O’Neal’s agent Leonardo D’Amato justified it on the grounds that the fee went to disadvantaged children, so the commercial was more of a public service announcement. Meanwhile, advertisers are trying not to make it sound like a big deal that some athletes are getting around the strike. “Obviously, it’s something people see as symbolically important,” said Dan Jaffe, executive vice president of the Association of National Advertisers. “But far more important is the fact the advertising community has great solidarity” in the face of union demands. Did he mention slime makes a great glue?

A lawyerly type representing ANA and the American Association of Advertising Agencies pointed out that models were filming commercials on the sly, but didn’t want to provide names to avoid having the models and ad agencies picketed.

GAME OVER: The producers of “Sports Night” have called it a day. The sitcom, which was critically acclaimed (guess that’s why ABC had to kill it), said they decided not to make the big move to another network despite “intriguing offers.” There had been reports that another cable channel, perhaps HBO, was interested.

“We are tremendously proud of the two seasons’ worth of episodes that aired on ABC and felt committed to reviving the show only if this creative integrity could continue,” series creator Aaron Sorkin and executive producer Thomas Schlamme said Wednesday.

NO, THIS ISN’T HOW TO SPLIT STOCKS: One of the richest men in the world is about to go under the knife. A routine physical exam found benign polyps in Warren Buffet’s colon on Monday. His company, Berkshire Hathaway, says the multibillionaire investor will go under the knife next month. The only reason it released the information ahead of time, the company says, is because it didn’t want any nasty rumors floating around. Apparently, some circulated in Internet chat rooms in February and upset stock prices.

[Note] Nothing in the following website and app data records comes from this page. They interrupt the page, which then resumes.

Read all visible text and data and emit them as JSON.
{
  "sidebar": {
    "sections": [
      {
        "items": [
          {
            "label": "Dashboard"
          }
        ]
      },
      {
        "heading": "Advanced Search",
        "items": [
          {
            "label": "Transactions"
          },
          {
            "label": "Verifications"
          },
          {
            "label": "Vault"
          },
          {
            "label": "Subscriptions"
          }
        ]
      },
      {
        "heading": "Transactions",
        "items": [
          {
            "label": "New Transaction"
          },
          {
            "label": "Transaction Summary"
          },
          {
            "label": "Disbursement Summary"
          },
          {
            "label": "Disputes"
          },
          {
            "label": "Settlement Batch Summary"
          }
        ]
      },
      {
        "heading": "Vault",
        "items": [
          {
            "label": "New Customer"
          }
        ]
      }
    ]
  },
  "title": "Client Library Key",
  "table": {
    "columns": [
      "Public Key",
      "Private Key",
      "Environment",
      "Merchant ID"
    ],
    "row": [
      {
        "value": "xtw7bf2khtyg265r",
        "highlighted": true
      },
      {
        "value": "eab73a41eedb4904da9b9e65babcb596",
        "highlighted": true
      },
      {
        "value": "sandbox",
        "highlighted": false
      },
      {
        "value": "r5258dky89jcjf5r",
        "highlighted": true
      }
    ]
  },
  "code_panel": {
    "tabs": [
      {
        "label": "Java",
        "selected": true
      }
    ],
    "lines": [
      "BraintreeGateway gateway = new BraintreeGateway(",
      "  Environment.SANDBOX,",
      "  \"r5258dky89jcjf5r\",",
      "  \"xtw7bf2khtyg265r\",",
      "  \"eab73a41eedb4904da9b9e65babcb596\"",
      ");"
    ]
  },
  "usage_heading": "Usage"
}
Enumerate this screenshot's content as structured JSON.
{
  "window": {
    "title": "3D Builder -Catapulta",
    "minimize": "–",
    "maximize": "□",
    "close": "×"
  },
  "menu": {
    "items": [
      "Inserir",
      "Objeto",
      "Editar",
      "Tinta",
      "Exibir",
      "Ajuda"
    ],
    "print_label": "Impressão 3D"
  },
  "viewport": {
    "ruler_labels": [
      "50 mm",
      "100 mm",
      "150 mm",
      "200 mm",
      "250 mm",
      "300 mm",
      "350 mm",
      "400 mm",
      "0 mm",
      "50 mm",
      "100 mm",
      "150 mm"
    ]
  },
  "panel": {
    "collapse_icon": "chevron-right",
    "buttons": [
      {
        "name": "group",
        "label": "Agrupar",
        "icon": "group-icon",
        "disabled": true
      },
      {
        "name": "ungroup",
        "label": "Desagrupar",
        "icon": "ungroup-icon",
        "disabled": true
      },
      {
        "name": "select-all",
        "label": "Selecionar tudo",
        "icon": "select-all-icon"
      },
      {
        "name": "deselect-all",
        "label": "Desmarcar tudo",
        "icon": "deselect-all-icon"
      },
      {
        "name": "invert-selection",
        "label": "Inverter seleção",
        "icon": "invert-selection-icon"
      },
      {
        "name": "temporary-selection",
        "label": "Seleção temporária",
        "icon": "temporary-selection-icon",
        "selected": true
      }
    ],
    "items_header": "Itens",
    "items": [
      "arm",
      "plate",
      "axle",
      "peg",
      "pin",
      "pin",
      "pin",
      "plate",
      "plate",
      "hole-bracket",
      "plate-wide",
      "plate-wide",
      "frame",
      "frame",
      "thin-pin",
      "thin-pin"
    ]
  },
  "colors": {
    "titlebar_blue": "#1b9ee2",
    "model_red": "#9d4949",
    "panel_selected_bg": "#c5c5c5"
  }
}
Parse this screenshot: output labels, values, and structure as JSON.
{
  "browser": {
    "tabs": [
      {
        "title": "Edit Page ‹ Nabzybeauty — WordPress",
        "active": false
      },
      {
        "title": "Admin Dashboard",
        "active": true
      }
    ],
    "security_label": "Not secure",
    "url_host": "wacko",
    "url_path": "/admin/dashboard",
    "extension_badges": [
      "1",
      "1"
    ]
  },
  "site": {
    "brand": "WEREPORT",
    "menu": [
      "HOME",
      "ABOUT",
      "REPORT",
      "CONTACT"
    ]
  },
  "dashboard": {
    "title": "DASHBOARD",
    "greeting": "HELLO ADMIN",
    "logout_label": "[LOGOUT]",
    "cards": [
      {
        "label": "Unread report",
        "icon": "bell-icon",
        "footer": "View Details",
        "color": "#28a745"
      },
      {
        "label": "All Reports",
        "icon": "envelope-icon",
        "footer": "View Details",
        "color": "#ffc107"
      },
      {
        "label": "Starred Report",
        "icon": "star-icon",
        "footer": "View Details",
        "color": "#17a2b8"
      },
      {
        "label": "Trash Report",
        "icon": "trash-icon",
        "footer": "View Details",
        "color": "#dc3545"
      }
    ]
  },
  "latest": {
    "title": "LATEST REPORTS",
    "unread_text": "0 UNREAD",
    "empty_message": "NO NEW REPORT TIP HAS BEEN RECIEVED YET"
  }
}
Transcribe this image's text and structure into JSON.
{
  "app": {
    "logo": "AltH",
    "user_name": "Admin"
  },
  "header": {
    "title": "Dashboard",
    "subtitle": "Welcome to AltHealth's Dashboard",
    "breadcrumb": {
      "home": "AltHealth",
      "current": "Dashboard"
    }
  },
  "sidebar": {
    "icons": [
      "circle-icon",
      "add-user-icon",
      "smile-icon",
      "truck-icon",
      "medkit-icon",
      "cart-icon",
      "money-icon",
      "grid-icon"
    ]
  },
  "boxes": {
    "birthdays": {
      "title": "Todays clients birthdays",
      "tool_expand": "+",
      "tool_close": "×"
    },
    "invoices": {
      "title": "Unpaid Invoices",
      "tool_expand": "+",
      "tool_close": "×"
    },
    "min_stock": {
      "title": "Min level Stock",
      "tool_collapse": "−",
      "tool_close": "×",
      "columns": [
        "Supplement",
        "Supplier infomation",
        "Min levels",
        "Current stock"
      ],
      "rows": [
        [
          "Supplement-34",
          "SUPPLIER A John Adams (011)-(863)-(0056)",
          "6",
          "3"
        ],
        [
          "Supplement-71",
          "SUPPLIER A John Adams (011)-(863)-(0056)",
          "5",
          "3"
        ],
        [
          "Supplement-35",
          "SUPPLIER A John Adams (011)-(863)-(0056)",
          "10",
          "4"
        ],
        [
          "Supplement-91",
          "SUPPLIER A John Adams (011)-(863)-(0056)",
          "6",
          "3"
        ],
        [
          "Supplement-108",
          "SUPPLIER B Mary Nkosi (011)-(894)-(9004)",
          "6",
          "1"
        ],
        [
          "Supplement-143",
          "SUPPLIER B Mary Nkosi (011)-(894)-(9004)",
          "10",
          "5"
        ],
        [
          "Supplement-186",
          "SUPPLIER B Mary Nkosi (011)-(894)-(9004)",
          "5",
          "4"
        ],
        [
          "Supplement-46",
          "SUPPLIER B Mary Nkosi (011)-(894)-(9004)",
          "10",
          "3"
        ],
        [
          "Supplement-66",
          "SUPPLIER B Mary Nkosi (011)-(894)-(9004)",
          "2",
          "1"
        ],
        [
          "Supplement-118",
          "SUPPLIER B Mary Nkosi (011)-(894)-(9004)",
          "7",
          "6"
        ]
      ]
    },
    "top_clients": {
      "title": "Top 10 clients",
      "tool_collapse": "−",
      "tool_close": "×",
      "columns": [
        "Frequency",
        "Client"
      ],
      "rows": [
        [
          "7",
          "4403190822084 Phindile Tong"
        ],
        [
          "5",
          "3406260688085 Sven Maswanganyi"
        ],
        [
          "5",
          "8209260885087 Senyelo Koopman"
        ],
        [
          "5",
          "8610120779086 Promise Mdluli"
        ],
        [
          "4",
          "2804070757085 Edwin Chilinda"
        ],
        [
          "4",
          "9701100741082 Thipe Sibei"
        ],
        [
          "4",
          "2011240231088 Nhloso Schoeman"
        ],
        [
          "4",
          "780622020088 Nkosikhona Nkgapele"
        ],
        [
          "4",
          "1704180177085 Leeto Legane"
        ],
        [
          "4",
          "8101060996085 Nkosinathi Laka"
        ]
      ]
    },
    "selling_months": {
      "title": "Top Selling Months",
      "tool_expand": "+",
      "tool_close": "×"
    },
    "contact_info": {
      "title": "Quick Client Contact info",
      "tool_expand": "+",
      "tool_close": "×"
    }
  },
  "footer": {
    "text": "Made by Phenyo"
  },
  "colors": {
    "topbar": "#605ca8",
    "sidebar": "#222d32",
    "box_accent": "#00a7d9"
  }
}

Today’s People Column was compiled by Vera H-C Chan from staff and wire reports. Comments? Write to us c/o the Times, P.O. Box 8099, Walnut Creek, CA 94596-8099. Or call 925-943-8262, fax 925-943-8362, or e-mail


Nuptials announced: For Kevin Richardson and Kristin Willits. The 27-year-old Backstreet Boy married his longtime girlfriend Saturday. His brother Tim Richardson, who’s also the minister who performed the ceremony, confirmed Wednesday that the couple married at a church camp once managed by the brothers’ late father, Jerald. Another brother, Jerald Jr., was best man.

Medal granted: To Charles M. Schulz. After a letter-writing campaign from “Peanuts” fans, President Bill Clinton signed a bill Tuesday that grants the late cartoonist the Congressional Gold Medal, the country’s highest civilian honor and the one thing that Schulz a World War II veteran had desired. The 77-year-old cartoonist died in February of complications from colon cancer. His wife, Jeannie, is expected to accept the award.

Birthdays: Jazz musician Milt Hinton (90), former Secretary of State William P. Rogers (87), actress Irene Worth (84), singer June Carter Cash (71), musical conductor James Levine (57), actor Ted Shackelford (54), actor Bryan Brown (53), Supreme Court Justice Clarence Thomas (52), actor Jim Metzler (45), actress Frances McDormand (43), rock musician Steve Shelley of Sonic Youth (38), singer Chico DeBarge (30), actress Selma Blair (28), R&B singer Virgo Williams of Ghostown DJs (25).